_TASK GOAL_
Pull every line containing "heading" from the listing.

┌────────

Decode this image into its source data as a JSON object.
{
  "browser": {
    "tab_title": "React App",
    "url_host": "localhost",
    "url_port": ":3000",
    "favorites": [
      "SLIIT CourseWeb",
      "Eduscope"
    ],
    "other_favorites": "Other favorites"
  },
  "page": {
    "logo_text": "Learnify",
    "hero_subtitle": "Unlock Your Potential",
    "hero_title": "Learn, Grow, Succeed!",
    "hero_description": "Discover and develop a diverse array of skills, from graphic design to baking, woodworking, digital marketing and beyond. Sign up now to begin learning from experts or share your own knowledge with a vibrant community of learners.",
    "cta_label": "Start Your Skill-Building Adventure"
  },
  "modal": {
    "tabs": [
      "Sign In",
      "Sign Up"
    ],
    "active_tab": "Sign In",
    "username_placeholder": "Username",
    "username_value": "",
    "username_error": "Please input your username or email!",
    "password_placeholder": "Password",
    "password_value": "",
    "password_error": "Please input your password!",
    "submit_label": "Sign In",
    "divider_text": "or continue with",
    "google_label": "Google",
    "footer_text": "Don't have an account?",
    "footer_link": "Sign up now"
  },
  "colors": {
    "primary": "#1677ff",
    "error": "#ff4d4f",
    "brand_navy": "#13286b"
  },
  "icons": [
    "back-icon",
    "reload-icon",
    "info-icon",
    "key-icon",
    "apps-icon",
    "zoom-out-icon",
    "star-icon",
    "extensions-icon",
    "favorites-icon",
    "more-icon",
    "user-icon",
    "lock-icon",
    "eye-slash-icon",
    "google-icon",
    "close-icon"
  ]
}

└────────
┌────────

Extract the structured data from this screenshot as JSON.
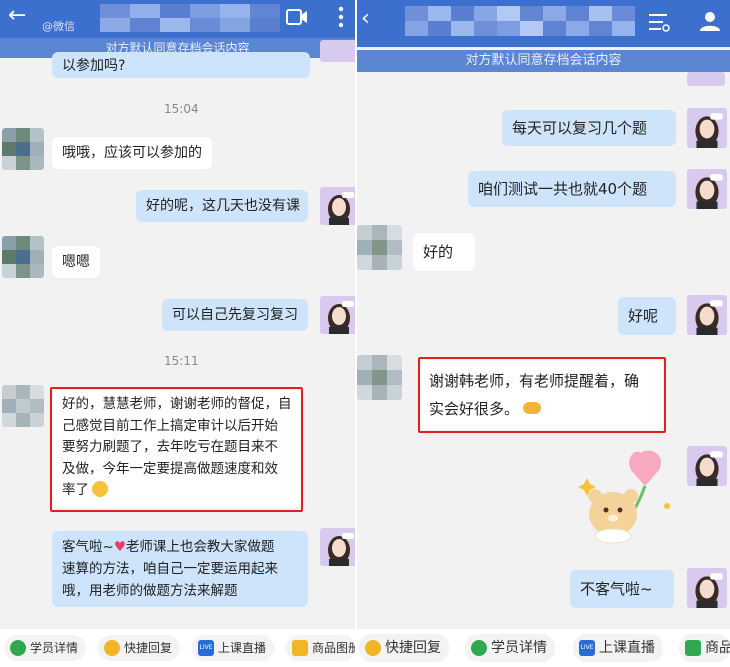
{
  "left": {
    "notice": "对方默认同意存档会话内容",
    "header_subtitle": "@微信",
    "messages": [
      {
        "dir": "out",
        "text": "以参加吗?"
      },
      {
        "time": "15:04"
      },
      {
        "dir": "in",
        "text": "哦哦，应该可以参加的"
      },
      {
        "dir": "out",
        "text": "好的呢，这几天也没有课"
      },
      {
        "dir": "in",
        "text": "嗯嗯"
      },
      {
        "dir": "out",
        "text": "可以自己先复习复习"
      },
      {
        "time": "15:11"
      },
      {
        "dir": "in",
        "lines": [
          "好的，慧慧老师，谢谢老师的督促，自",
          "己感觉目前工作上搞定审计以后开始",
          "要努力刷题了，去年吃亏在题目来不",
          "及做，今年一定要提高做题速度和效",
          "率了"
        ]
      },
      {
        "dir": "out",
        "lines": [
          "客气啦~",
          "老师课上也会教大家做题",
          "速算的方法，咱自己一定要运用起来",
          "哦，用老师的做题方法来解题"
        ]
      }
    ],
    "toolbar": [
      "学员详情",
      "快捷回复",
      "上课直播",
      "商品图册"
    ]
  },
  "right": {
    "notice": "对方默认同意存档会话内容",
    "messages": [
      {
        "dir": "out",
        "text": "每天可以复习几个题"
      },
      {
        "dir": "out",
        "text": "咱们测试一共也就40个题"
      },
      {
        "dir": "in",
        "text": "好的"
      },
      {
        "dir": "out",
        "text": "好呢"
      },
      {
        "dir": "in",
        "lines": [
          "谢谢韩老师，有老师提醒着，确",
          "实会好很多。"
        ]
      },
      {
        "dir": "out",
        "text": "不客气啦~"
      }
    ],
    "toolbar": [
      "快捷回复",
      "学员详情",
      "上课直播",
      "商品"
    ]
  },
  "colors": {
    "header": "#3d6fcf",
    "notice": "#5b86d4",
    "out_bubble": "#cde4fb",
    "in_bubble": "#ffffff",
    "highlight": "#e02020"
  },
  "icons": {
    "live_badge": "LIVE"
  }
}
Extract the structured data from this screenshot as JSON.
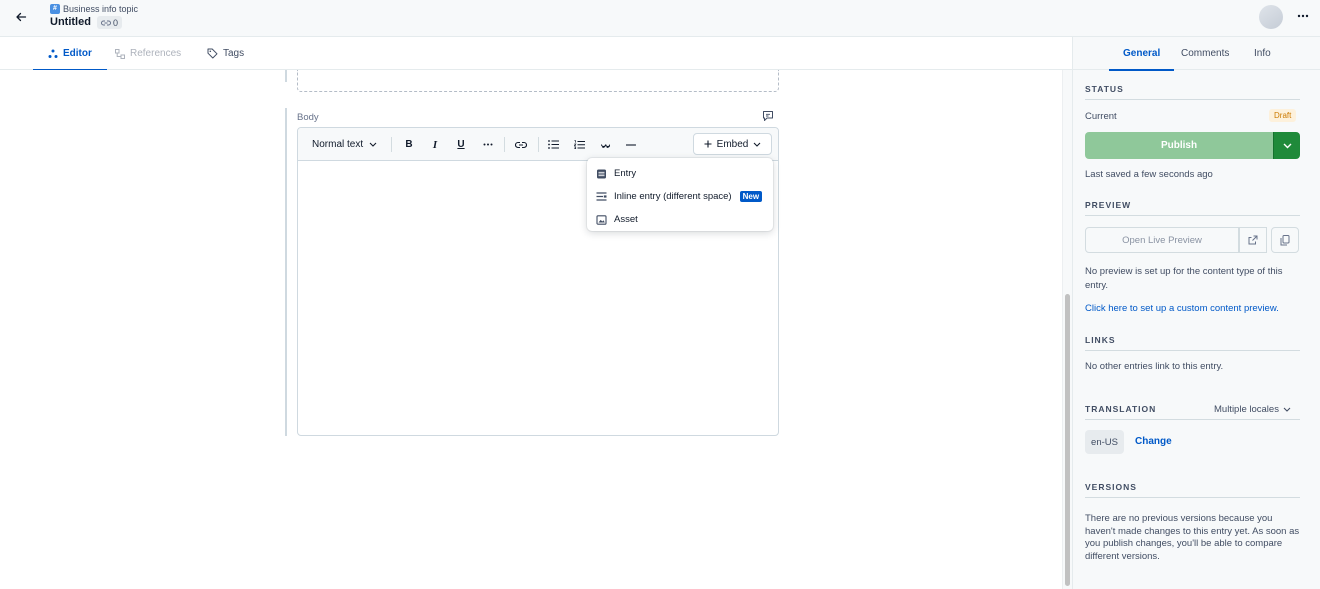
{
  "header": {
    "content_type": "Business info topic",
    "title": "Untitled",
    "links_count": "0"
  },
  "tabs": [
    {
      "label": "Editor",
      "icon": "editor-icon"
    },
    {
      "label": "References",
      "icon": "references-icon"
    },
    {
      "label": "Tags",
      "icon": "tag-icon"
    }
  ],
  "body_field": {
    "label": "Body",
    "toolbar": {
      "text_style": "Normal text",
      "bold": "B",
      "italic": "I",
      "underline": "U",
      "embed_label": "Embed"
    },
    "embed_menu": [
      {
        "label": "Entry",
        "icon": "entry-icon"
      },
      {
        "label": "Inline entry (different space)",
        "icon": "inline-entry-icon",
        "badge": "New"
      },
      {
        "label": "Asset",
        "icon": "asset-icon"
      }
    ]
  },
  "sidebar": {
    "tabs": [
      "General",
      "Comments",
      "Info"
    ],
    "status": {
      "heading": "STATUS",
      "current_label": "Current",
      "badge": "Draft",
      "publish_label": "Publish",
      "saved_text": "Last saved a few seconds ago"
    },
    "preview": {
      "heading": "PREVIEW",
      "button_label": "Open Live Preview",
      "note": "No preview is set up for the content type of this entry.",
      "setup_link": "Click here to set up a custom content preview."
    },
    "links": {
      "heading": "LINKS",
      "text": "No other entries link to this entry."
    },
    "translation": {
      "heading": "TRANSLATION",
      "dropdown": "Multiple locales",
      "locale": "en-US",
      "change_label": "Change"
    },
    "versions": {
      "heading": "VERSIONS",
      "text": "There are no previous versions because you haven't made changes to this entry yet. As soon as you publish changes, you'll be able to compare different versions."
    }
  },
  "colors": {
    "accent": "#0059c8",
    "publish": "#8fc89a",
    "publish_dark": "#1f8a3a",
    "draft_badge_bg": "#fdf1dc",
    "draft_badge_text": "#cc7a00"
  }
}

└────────

_ANSWER TO THE PROBLEM_
      "heading": "STATUS",
      "heading": "PREVIEW",
      "heading": "LINKS",
      "heading": "TRANSLATION",
      "heading": "VERSIONS",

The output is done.